- **TASK DETAILS**:
Each line of the listing below containing the word "Create" should be returned.

- **DATA PROVIDED**:

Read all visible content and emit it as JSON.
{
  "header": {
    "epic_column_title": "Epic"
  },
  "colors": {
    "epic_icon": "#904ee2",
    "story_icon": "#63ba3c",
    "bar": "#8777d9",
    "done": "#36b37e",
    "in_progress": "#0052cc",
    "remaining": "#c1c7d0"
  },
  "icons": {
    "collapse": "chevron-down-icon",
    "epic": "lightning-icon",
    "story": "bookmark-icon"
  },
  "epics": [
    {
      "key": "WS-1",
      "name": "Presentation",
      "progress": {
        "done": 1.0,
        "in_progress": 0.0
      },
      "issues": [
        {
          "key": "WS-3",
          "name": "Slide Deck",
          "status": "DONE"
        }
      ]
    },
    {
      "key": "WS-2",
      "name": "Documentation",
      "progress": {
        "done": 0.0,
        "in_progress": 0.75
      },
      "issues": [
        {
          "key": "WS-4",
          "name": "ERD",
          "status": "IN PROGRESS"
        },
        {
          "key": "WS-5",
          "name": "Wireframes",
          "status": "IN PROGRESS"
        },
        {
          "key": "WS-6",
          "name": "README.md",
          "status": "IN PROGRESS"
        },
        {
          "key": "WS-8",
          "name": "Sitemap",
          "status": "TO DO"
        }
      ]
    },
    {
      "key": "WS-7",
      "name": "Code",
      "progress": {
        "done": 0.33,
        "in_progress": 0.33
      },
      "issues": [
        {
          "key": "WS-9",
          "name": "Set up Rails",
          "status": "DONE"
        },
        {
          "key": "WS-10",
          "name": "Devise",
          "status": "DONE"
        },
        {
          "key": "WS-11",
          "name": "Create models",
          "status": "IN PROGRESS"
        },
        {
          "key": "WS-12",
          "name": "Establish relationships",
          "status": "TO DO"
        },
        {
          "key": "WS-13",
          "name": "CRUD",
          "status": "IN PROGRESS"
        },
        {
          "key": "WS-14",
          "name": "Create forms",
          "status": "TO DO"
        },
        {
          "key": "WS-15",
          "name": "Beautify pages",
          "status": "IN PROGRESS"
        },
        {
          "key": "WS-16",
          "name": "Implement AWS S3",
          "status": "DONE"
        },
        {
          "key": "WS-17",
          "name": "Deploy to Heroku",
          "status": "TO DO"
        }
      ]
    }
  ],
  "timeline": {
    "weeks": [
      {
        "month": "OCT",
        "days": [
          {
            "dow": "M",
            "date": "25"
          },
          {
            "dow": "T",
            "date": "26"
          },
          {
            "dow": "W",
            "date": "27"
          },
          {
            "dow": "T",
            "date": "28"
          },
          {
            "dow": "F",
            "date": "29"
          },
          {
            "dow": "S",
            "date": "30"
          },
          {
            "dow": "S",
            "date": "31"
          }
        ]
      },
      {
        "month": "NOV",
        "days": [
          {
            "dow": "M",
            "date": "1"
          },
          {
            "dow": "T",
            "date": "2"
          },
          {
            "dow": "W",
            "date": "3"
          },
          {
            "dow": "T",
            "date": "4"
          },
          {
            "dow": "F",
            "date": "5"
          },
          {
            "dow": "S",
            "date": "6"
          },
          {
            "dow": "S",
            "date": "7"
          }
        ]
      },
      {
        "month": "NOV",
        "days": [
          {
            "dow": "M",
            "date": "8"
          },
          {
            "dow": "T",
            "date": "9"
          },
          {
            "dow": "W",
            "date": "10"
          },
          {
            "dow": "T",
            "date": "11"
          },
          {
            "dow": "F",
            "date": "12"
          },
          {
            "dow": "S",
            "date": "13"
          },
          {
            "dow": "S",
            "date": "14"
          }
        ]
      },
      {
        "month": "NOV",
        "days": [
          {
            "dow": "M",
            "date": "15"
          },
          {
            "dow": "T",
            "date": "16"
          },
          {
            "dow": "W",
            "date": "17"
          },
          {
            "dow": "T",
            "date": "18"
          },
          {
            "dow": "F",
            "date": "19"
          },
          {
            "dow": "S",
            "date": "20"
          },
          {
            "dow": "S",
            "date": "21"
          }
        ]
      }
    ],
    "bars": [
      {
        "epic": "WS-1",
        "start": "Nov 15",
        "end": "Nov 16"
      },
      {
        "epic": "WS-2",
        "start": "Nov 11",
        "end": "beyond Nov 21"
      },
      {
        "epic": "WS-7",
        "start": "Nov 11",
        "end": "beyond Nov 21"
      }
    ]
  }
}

- **REPLY**:
          "name": "Create models",
          "name": "Create forms",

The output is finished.